## REQUIRED ACTION
When a line in the records contains the string "photo", copy that line.

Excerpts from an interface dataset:
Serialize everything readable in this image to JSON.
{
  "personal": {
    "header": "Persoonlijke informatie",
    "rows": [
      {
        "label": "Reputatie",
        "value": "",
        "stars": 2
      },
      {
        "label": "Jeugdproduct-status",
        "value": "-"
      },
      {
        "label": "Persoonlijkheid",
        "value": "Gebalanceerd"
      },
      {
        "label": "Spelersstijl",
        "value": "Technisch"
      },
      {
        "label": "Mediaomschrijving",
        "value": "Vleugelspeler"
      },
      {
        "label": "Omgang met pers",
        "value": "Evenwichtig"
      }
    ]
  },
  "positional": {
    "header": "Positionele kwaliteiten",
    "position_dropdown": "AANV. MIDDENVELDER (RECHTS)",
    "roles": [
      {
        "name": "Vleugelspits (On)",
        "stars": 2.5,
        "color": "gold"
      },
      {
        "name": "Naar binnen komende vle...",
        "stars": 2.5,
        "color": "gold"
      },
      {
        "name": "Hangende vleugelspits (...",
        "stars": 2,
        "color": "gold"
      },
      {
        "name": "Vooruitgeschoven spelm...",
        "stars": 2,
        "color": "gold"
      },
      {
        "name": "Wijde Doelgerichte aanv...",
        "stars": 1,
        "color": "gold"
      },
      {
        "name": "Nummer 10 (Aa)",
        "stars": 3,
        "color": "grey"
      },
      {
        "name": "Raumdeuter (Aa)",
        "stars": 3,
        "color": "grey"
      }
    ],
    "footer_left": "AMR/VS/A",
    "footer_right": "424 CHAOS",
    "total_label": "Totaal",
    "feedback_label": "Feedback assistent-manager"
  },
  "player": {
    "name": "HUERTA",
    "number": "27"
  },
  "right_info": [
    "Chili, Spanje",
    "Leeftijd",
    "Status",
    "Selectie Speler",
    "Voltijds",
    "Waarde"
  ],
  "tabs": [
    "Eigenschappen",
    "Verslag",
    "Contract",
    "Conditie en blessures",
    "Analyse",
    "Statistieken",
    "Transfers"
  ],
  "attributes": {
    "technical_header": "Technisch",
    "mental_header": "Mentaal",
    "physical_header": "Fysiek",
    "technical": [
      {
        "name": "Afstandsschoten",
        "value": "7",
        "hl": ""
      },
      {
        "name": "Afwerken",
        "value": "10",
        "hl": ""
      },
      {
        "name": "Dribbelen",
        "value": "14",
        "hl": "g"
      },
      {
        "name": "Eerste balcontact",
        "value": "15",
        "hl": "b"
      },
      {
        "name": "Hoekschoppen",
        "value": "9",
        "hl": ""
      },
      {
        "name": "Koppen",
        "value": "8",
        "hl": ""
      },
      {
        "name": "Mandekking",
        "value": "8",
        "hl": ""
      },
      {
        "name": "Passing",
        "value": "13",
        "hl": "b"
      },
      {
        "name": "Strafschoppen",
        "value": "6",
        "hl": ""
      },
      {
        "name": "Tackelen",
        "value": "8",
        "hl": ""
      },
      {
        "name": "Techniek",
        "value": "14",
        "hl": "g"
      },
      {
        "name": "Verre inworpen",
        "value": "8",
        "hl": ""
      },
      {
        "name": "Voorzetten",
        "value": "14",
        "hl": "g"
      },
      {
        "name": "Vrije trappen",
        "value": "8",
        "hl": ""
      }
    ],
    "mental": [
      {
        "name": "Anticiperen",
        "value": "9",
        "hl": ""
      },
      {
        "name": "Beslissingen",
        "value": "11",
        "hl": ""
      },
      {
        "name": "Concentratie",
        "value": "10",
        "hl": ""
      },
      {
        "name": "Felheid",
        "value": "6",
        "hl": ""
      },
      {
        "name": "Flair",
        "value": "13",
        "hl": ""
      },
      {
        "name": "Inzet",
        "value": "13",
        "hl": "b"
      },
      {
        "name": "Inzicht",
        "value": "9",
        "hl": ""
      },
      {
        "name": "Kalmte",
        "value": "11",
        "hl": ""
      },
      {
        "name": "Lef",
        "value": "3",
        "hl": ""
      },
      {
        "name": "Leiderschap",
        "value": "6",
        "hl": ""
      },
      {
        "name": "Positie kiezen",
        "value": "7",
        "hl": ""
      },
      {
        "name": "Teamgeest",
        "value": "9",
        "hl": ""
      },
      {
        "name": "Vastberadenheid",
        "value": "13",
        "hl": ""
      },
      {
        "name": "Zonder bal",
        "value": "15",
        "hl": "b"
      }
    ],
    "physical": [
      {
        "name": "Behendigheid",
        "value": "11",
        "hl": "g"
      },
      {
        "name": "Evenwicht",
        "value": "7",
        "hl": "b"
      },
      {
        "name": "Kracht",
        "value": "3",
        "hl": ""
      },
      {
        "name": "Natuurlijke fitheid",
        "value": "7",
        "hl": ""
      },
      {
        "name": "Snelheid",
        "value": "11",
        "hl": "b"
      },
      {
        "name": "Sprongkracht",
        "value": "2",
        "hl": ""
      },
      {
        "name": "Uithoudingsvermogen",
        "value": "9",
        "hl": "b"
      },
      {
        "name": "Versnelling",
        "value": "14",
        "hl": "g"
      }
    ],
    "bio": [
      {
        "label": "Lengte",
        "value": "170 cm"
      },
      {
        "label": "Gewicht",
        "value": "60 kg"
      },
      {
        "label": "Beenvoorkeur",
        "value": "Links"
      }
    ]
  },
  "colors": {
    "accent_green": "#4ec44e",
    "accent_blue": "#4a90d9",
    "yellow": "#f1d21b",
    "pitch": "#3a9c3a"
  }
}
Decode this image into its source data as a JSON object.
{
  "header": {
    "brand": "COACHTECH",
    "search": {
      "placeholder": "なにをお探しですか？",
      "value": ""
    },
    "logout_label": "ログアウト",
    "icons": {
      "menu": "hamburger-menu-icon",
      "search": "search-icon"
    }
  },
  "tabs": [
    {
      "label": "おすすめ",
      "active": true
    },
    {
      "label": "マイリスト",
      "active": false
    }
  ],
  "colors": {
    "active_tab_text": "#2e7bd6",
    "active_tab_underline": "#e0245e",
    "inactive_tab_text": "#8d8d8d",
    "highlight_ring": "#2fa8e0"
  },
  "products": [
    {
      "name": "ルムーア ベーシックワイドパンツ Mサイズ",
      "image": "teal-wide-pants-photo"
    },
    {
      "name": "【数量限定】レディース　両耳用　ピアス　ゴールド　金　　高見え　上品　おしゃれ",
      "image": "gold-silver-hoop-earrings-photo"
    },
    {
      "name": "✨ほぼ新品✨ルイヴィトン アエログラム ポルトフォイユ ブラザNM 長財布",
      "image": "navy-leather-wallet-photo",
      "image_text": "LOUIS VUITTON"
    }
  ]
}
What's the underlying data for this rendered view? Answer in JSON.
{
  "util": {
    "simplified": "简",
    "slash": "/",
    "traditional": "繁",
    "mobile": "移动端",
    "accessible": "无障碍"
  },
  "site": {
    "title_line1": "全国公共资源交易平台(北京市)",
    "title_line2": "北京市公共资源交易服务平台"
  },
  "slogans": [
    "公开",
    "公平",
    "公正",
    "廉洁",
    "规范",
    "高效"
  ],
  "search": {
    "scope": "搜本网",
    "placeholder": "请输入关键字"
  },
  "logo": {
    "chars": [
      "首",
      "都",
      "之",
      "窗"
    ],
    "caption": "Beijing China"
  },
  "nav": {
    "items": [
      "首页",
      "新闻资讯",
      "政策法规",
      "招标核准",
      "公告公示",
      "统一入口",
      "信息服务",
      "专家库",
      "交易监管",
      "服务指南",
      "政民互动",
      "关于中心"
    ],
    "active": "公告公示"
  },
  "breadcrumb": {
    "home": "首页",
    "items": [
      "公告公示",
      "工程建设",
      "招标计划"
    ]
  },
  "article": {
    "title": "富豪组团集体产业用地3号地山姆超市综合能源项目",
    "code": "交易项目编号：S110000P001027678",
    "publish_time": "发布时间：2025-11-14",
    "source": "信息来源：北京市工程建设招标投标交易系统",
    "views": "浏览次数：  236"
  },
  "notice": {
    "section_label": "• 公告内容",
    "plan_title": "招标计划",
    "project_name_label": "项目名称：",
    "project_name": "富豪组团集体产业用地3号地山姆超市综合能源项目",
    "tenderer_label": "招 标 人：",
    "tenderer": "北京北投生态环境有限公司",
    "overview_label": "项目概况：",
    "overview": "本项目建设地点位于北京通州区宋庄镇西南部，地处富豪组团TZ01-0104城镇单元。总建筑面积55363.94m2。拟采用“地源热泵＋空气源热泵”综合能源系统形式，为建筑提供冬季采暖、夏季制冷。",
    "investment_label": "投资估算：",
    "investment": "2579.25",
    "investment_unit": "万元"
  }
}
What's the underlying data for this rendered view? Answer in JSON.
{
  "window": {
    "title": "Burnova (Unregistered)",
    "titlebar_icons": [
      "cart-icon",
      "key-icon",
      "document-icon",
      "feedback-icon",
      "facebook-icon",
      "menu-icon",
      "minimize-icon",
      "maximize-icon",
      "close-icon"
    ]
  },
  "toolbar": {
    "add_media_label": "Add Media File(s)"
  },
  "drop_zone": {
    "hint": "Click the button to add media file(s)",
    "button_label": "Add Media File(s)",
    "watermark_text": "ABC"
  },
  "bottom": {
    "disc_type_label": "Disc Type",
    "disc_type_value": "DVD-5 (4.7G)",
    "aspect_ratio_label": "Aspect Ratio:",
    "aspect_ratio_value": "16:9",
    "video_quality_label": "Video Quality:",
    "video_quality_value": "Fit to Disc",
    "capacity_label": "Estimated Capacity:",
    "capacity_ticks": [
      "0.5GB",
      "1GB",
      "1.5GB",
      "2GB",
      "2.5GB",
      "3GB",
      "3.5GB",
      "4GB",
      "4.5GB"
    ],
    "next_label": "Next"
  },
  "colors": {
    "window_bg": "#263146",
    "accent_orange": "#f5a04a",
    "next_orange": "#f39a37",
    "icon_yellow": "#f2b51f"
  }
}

## RESPONSE AREA
      "image": "teal-wide-pants-photo"
      "image": "gold-silver-hoop-earrings-photo"
      "image": "navy-leather-wallet-photo",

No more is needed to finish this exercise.